In endemic areas of Austria and Southern Germany, TBE prevalence has been found to be 4–8%. Only in the most severely affected areas in the east and southeast of Austria figures of up to 14% may be reached. Prevalence is extremely high in some areas of the former USSR and former Czechoslovakia.
A much higher percentage of TBE positive individuals has been observed among risk groups such as:
• Individuals working in agriculture and forestry
• Hikers, ramblers, people engaged in outdoor sports
• Collectors of mushrooms and berries.
During the past two decades, however, the number of infections has substantially declined, particularly among individuals engaged in agriculture and forestry who have participated in the vaccination programs.
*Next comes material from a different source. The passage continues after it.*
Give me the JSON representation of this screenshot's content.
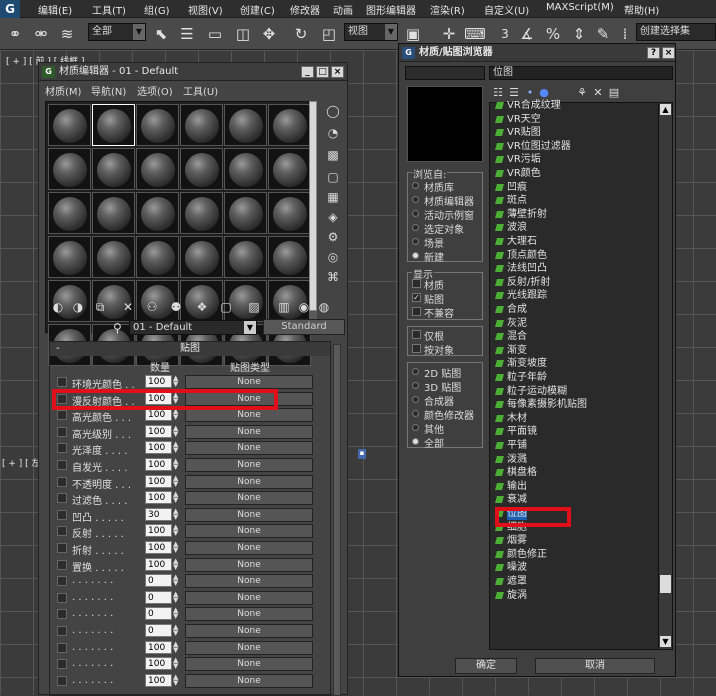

At present, mainly people who come to TBE endemic areas in pursuit of their recreational activities develop the disease. Recent increases of TBE cases in Central Europe and the Baltic states may have arisen largely from changes in human behavior that have brought more people into contact with infected ticks. On account of environmental concerns, the rigorous treatment of TBE natural focus territory in Russia was discontinued in the 1980s. That may partly explain the increase of the tick population and rate of infective ticks in this region.
Infection with TBE virus may happen at home, when infected ticks are inadvertently carried in with bunches of wild flowers, Christmas trees, clothes, or by dogs. Moreover, TBE virus infections are more and more frequently reported to have occurred in the patients’ own gardens, even in urban areas.